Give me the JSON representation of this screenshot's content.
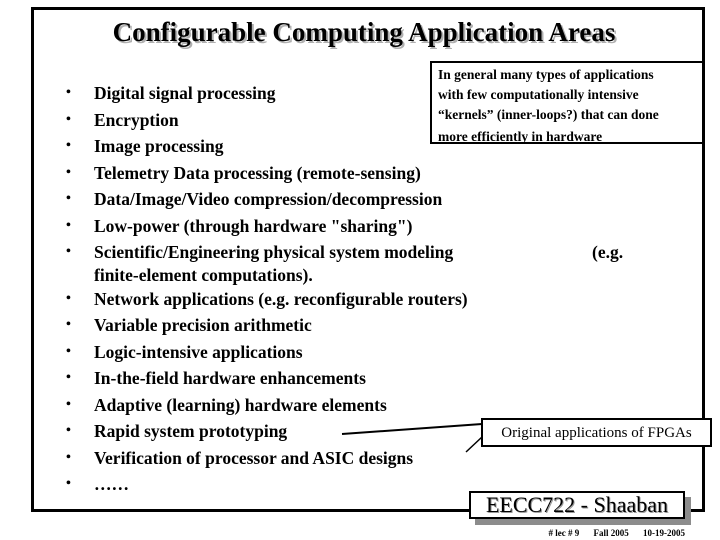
{
  "slide": {
    "title": "Configurable Computing Application Areas",
    "bullets": [
      {
        "text": "Digital signal processing"
      },
      {
        "text": "Encryption"
      },
      {
        "text": "Image processing"
      },
      {
        "text": "Telemetry Data processing (remote-sensing)"
      },
      {
        "text": "Data/Image/Video compression/decompression"
      },
      {
        "text": "Low-power (through hardware \"sharing\")"
      },
      {
        "text": "Scientific/Engineering physical system modeling",
        "text_right": "(e.g.",
        "continuation": "finite-element computations)."
      },
      {
        "text": "Network applications (e.g. reconfigurable routers)"
      },
      {
        "text": "Variable precision arithmetic"
      },
      {
        "text": "Logic-intensive applications"
      },
      {
        "text": "In-the-field hardware enhancements"
      },
      {
        "text": "Adaptive (learning) hardware elements"
      },
      {
        "text": "Rapid system prototyping"
      },
      {
        "text": "Verification of processor and ASIC designs"
      },
      {
        "text": "……"
      }
    ],
    "bullet_glyph": "•",
    "callout_general": {
      "lines": [
        "In general many types of applications",
        "with few computationally intensive",
        "“kernels” (inner-loops?) that can done",
        "more efficiently in hardware"
      ]
    },
    "callout_fpga": {
      "text": "Original applications of FPGAs"
    }
  },
  "footer": {
    "course": "EECC722 - Shaaban",
    "lecture": "#  lec # 9",
    "term": "Fall 2005",
    "date": "10-19-2005"
  }
}
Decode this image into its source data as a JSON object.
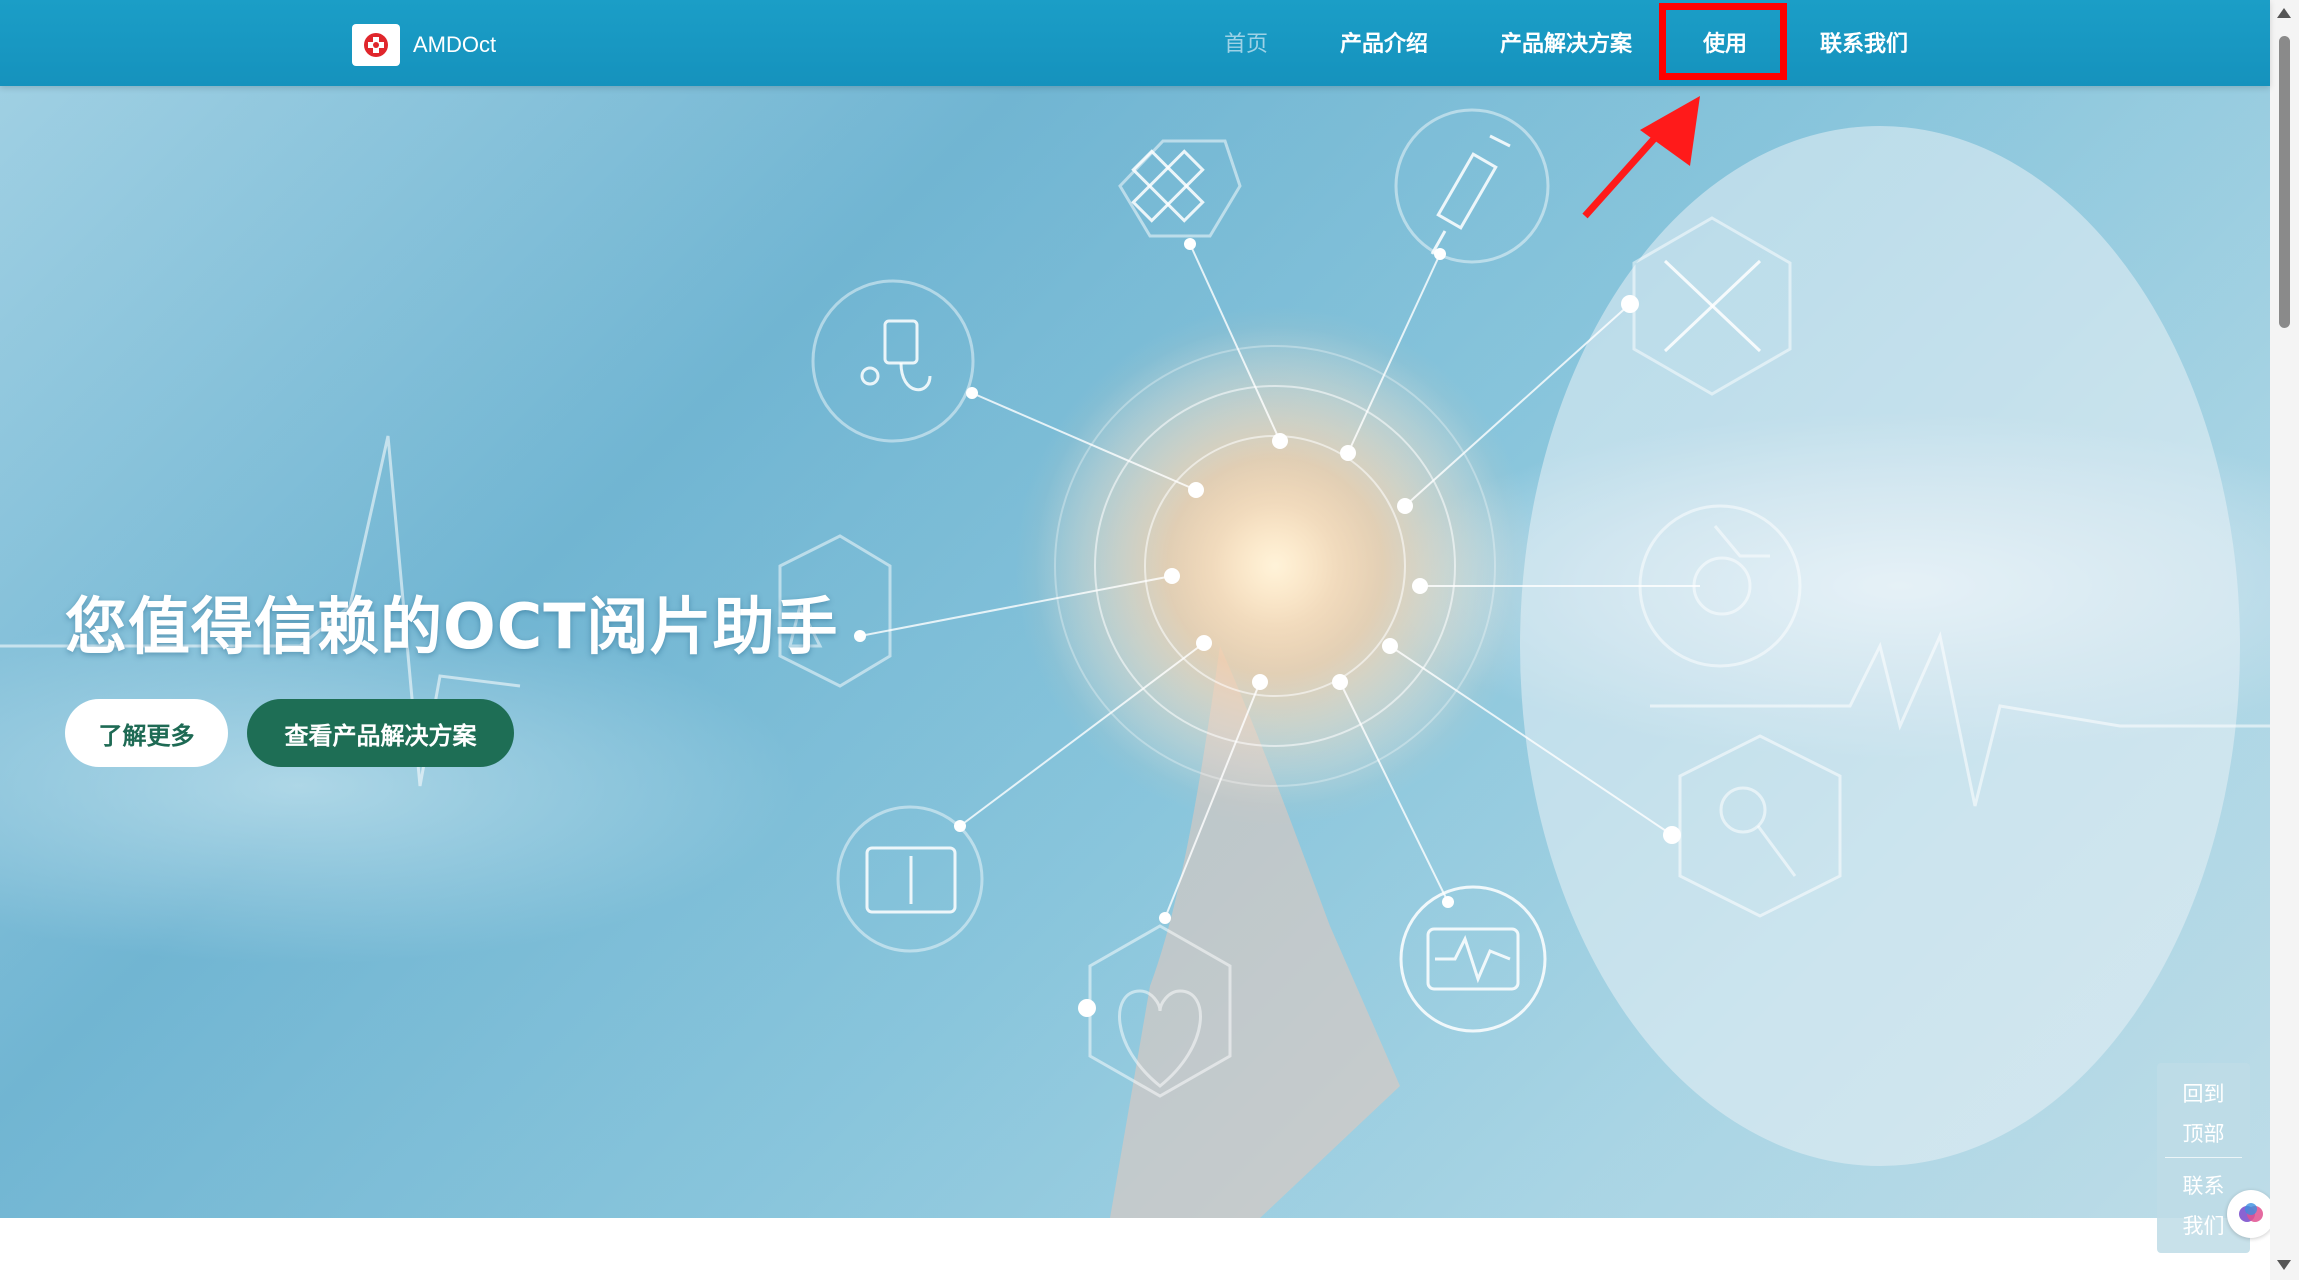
{
  "header": {
    "brand_name": "AMDOct",
    "nav": [
      {
        "label": "首页",
        "active": true
      },
      {
        "label": "产品介绍",
        "active": false
      },
      {
        "label": "产品解决方案",
        "active": false
      },
      {
        "label": "使用",
        "active": false
      },
      {
        "label": "联系我们",
        "active": false
      }
    ]
  },
  "hero": {
    "title": "您值得信赖的OCT阅片助手",
    "buttons": {
      "learn_more": "了解更多",
      "view_solutions": "查看产品解决方案"
    }
  },
  "float_panel": {
    "back_to_top_line1": "回到",
    "back_to_top_line2": "顶部",
    "contact_line1": "联系",
    "contact_line2": "我们"
  },
  "colors": {
    "nav_bg": "#1b9ec7",
    "highlight": "#ff0000",
    "button_green": "#1e6e55"
  },
  "icons": [
    "bandage-icon",
    "syringe-icon",
    "iv-drip-icon",
    "crossed-crutches-icon",
    "wheelchair-icon",
    "microscope-icon",
    "magnifier-icon",
    "xray-icon",
    "heart-icon",
    "heart-monitor-icon",
    "arrow-annotation"
  ]
}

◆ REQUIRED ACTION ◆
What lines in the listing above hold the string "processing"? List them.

◆ YOUR SOLUTION ◆
        "text": "Digital signal processing"
        "text": "Image processing"
        "text": "Telemetry Data processing (remote-sensing)"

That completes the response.